 An Excuse for Doing Nothing: Hamlet's Delay
 Foul Deeds Will Rise: Hamlet and Divine Justice
 Defending Claudius - The Charges Against the King
 Shakespeare's Fools: The Grave-Diggers in Hamlet

 Hamlet's Humor: The Wit of Shakespeare's Prince of Denmark
 All About Yorick
 Hamlet's Melancholy: The Transformation of the Prince
 Hamlet's Antic Disposition: Is Hamlet's Madness Real?

 The Significance of the Ghost in Armor
 The Significance of Ophelia's Flowers
 Ophelia and Laertes
 Mistrusted Love: Ophelia and Polonius

 Divine Providence in Hamlet
 What is Tragic Irony?
 Seneca's Tragedies and the Elizabethan Drama
 Shakespeare's Sources for Hamlet

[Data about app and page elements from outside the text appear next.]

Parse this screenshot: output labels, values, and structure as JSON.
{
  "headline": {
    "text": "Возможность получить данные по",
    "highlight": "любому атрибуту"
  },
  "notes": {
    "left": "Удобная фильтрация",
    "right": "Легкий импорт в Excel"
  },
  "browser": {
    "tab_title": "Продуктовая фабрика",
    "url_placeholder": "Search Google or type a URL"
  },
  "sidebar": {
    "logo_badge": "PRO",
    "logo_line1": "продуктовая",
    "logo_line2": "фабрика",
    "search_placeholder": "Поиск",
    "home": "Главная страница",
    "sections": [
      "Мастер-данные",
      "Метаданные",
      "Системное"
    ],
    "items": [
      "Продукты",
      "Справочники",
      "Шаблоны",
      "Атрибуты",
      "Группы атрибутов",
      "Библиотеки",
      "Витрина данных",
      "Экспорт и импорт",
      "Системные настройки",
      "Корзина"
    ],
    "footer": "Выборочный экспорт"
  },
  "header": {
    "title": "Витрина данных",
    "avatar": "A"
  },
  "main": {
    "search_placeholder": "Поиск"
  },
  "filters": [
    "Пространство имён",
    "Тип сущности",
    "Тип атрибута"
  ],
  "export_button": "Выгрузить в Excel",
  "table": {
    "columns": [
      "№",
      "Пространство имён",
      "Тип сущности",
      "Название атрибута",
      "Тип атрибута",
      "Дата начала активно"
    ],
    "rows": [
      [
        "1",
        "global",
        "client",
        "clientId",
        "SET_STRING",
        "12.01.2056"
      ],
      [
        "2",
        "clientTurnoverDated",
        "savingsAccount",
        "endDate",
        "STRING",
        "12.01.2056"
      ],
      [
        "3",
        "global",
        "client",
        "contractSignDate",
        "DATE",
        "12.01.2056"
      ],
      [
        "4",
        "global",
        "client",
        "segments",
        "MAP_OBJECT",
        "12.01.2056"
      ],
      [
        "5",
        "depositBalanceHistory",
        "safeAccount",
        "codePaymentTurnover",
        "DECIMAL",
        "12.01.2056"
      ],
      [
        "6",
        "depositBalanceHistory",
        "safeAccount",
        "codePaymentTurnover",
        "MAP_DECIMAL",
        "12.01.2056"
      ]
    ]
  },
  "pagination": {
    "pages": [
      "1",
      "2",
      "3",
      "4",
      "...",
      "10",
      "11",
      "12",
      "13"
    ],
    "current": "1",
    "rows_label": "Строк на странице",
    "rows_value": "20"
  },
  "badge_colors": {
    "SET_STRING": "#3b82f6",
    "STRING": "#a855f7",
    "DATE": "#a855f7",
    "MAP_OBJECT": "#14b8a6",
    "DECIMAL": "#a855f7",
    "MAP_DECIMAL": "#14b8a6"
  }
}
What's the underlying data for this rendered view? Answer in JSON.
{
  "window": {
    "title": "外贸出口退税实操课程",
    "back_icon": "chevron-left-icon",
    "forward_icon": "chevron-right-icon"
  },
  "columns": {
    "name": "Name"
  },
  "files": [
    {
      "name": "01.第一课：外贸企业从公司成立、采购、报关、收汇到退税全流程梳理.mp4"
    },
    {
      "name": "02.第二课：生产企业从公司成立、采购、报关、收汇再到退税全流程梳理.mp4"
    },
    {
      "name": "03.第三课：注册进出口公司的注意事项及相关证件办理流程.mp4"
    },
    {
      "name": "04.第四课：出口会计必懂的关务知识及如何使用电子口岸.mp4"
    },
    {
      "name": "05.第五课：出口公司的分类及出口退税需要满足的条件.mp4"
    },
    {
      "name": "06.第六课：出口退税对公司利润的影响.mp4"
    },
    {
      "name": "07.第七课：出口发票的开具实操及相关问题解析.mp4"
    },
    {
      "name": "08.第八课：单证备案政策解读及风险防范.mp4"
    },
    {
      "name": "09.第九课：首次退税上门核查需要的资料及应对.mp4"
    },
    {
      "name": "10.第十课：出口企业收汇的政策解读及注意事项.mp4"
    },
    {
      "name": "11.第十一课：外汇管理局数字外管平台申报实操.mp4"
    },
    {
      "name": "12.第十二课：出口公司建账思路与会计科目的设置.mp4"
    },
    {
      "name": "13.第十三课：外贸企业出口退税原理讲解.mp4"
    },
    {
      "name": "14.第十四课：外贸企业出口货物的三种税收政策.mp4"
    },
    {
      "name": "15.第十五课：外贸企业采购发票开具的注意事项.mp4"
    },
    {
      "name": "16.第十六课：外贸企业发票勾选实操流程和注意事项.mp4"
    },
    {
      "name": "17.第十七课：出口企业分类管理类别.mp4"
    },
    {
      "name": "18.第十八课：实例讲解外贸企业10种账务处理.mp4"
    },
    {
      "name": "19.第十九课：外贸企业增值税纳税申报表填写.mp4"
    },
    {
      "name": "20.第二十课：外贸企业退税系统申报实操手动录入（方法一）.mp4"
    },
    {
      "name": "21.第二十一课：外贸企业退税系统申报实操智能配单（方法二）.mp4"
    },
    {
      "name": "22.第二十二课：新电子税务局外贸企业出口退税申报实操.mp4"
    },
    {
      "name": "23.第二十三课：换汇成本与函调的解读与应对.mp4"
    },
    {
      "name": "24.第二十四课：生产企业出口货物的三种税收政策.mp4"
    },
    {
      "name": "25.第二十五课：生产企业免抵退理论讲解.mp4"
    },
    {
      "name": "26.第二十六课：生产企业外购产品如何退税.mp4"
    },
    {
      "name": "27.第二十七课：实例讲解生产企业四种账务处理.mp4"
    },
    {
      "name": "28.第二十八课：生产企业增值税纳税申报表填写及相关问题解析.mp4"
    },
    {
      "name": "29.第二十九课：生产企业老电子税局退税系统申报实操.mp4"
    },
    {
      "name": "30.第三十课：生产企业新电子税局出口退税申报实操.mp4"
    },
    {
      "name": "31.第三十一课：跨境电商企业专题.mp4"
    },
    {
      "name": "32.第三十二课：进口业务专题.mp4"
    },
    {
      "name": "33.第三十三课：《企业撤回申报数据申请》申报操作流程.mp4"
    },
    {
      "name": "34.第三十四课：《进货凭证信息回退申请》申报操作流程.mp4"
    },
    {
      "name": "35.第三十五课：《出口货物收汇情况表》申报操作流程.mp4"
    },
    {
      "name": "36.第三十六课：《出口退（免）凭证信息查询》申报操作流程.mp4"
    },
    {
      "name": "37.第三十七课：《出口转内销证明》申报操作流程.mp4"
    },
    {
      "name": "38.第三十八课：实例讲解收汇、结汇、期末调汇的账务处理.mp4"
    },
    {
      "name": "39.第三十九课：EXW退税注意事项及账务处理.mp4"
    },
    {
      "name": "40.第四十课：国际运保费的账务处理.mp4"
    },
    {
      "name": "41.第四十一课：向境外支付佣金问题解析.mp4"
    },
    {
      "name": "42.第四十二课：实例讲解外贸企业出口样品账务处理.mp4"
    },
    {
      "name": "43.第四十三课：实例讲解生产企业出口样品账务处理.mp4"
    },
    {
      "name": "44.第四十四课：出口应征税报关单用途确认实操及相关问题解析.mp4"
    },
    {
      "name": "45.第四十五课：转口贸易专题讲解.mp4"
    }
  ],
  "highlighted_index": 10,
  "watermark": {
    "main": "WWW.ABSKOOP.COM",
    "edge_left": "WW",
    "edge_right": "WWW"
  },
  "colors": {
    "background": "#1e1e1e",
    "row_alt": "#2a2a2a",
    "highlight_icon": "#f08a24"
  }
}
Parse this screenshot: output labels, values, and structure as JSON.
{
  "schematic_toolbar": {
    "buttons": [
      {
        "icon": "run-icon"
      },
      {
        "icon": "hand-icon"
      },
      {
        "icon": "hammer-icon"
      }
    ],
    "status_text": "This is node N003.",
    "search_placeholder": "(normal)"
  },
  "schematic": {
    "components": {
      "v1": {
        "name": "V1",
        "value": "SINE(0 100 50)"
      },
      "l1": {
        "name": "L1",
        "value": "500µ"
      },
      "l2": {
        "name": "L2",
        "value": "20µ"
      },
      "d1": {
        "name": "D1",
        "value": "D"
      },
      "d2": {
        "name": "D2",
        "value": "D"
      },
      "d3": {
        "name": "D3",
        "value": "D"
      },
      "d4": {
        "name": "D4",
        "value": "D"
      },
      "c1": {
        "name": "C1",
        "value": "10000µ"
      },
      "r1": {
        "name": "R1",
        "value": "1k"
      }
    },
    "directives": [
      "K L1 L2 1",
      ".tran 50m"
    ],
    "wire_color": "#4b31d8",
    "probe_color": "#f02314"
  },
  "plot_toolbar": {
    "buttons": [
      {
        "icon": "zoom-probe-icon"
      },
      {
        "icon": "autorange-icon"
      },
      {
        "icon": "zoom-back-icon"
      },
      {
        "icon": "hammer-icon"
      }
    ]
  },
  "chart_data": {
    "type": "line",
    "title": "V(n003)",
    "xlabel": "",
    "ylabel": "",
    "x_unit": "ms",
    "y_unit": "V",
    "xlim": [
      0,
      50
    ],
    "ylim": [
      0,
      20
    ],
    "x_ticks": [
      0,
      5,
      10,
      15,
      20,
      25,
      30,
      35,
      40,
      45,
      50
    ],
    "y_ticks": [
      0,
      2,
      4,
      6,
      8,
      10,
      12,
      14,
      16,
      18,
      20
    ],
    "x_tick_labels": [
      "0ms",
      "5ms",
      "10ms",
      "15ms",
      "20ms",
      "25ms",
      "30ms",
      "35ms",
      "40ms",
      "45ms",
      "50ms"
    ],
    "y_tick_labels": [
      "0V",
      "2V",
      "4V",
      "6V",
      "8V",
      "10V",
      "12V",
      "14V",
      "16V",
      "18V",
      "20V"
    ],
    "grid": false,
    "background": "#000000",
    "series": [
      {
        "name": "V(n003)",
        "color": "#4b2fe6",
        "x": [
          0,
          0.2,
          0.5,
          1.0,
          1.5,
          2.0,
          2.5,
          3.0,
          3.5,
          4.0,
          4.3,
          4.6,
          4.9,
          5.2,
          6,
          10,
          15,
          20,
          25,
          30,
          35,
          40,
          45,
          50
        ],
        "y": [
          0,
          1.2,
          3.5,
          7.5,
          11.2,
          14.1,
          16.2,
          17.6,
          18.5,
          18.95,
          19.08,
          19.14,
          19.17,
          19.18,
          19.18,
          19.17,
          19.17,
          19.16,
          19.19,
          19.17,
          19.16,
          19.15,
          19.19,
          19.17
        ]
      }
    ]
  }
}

 Characteristics of Elizabethan Tragedy
 Why Shakespeare is so Important
 Shakespeare's Language
 Shakespeare's Influence on Other Writers